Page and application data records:

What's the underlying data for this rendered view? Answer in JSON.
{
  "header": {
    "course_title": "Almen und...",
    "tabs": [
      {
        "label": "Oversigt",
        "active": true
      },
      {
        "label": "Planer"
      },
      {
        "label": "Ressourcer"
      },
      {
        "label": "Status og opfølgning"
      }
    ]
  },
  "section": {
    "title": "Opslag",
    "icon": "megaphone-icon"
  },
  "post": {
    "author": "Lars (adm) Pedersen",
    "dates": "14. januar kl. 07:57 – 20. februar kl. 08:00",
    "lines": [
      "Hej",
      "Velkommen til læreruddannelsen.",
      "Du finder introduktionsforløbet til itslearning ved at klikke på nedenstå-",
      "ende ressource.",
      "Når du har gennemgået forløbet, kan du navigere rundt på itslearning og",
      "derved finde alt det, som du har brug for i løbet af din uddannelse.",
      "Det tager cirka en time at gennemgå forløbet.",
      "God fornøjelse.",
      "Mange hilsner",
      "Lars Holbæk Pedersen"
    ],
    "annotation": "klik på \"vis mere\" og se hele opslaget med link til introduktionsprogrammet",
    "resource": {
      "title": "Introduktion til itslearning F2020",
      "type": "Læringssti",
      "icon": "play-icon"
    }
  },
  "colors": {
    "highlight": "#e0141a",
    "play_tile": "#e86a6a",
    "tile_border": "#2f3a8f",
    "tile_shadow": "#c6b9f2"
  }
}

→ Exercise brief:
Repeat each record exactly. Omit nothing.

→ Response area:
What's the underlying data for this rendered view? Answer in JSON.
{
  "header": {
    "course_title": "Almen und...",
    "tabs": [
      {
        "label": "Oversigt",
        "active": true
      },
      {
        "label": "Planer"
      },
      {
        "label": "Ressourcer"
      },
      {
        "label": "Status og opfølgning"
      }
    ]
  },
  "section": {
    "title": "Opslag",
    "icon": "megaphone-icon"
  },
  "post": {
    "author": "Lars (adm) Pedersen",
    "dates": "14. januar kl. 07:57 – 20. februar kl. 08:00",
    "lines": [
      "Hej",
      "Velkommen til læreruddannelsen.",
      "Du finder introduktionsforløbet til itslearning ved at klikke på nedenstå-",
      "ende ressource.",
      "Når du har gennemgået forløbet, kan du navigere rundt på itslearning og",
      "derved finde alt det, som du har brug for i løbet af din uddannelse.",
      "Det tager cirka en time at gennemgå forløbet.",
      "God fornøjelse.",
      "Mange hilsner",
      "Lars Holbæk Pedersen"
    ],
    "annotation": "klik på \"vis mere\" og se hele opslaget med link til introduktionsprogrammet",
    "resource": {
      "title": "Introduktion til itslearning F2020",
      "type": "Læringssti",
      "icon": "play-icon"
    }
  },
  "colors": {
    "highlight": "#e0141a",
    "play_tile": "#e86a6a",
    "tile_border": "#2f3a8f",
    "tile_shadow": "#c6b9f2"
  }
}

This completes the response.